Copy each line of the data below in which the word "任务管理" can be found.

> [RECORDED INFORMATION]
***

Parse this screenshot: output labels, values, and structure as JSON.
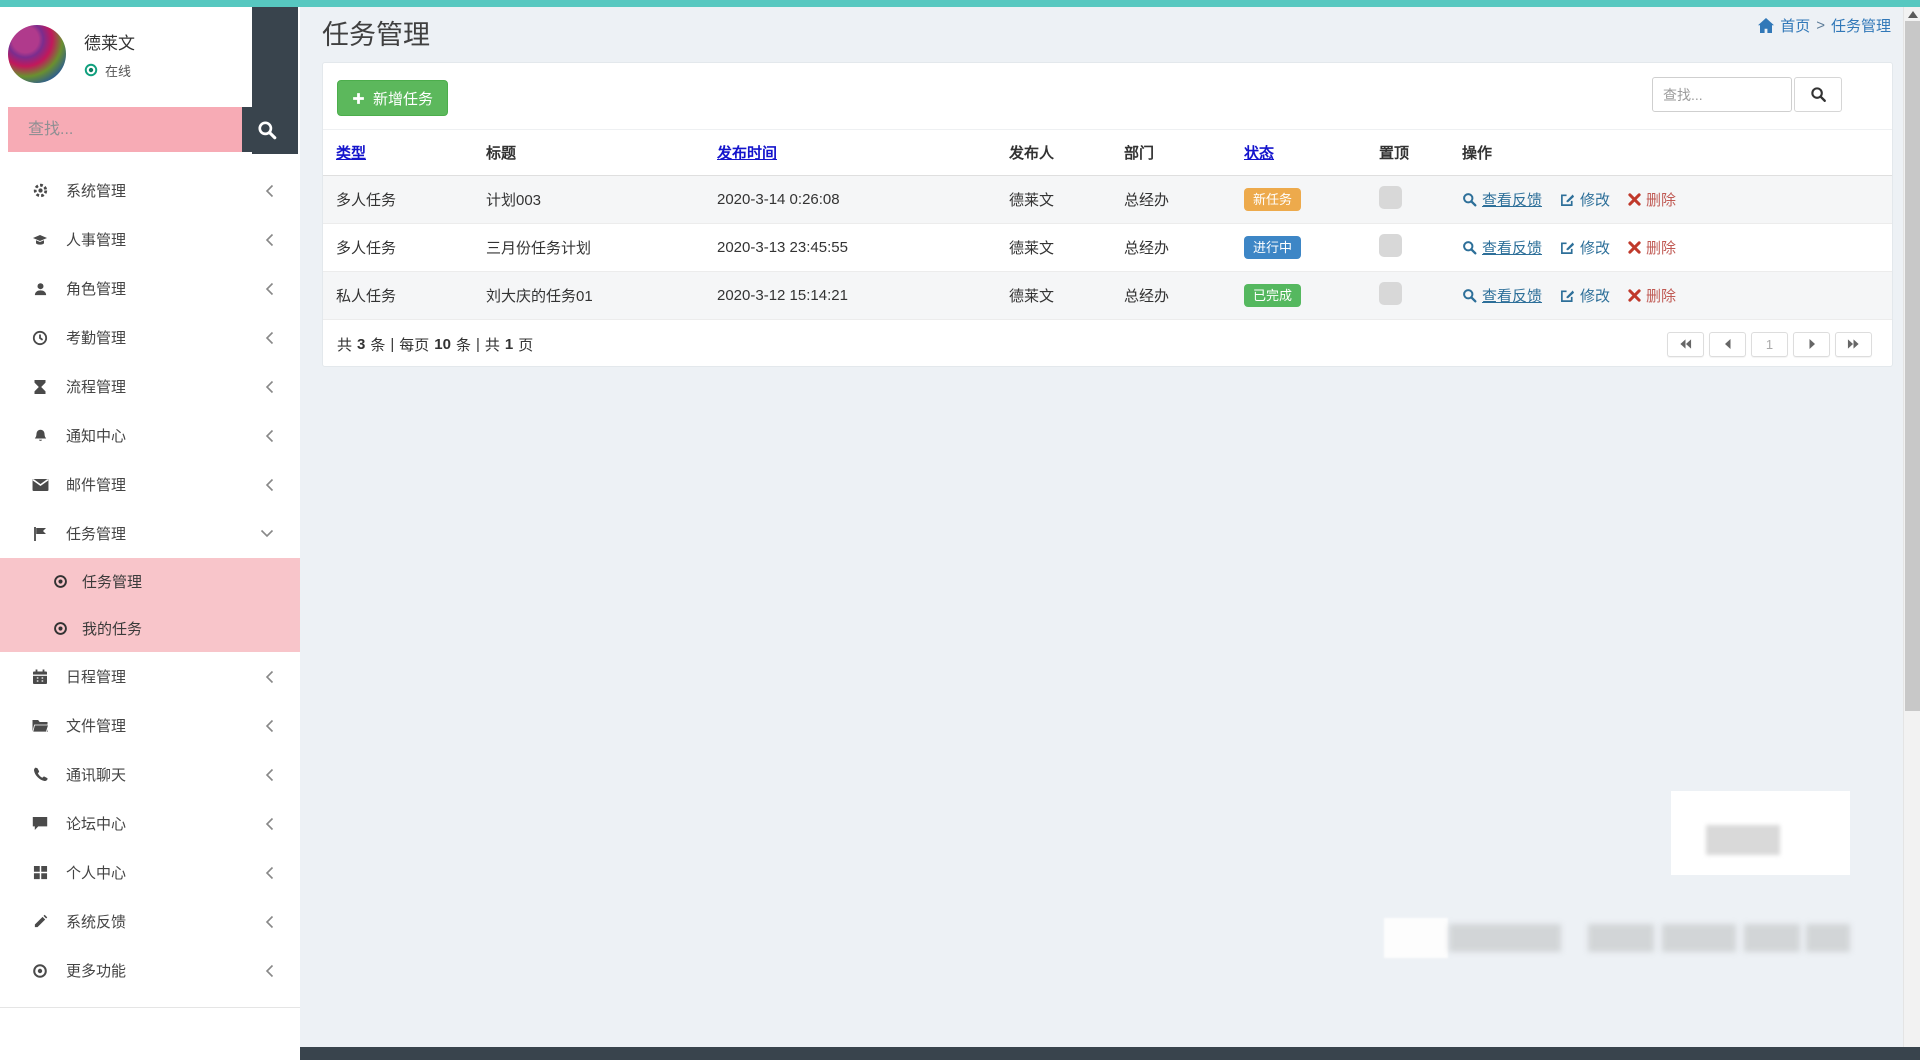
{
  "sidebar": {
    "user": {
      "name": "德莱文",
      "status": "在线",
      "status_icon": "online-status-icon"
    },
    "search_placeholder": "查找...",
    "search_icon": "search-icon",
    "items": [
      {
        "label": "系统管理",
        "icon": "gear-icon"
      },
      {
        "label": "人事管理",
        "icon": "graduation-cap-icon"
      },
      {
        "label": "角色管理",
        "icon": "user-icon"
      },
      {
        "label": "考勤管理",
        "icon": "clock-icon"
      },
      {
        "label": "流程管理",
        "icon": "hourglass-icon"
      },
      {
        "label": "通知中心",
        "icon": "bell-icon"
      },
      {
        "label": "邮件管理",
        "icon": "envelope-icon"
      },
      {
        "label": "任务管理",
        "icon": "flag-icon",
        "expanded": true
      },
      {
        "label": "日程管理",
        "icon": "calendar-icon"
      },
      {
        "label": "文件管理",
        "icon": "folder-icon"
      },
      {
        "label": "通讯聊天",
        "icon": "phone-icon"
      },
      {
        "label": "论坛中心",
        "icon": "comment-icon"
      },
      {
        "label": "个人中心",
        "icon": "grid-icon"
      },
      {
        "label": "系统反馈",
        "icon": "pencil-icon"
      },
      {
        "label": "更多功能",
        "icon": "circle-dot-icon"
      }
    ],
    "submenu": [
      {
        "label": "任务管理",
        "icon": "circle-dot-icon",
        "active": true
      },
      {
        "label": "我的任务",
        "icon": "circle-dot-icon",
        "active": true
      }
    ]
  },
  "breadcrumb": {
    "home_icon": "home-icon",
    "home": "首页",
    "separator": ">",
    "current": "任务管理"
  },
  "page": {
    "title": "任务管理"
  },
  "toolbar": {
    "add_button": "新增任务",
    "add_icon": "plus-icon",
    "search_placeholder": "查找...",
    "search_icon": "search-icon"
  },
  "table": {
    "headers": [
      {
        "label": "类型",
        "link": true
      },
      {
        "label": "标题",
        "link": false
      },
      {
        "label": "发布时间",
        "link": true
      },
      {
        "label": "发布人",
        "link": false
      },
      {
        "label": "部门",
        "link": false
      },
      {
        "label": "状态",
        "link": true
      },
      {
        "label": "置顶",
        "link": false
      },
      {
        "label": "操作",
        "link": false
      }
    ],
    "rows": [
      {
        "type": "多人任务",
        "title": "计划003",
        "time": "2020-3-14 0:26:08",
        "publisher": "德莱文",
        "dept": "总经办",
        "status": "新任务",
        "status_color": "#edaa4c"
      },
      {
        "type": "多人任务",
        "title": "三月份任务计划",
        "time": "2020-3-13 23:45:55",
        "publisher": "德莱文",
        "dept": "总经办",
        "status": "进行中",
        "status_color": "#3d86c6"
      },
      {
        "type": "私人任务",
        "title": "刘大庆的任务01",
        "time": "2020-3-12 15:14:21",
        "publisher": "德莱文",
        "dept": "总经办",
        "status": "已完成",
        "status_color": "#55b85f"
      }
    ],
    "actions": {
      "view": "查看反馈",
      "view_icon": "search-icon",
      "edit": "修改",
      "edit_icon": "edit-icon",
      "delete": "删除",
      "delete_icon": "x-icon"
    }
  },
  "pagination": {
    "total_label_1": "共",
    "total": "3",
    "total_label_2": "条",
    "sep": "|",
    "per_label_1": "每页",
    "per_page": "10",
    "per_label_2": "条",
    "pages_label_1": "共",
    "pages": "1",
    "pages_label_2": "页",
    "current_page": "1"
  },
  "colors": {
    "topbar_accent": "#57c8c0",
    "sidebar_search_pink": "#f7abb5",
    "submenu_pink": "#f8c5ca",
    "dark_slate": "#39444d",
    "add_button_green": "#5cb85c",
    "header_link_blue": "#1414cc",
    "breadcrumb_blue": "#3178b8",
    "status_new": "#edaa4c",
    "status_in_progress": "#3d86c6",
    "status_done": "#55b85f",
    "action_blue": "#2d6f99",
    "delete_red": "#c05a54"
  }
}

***

> [RESULT OF THE EXERCISE]
        "label": "任务管理",
        "label": "任务管理",
    "current": "任务管理"
    "title": "任务管理"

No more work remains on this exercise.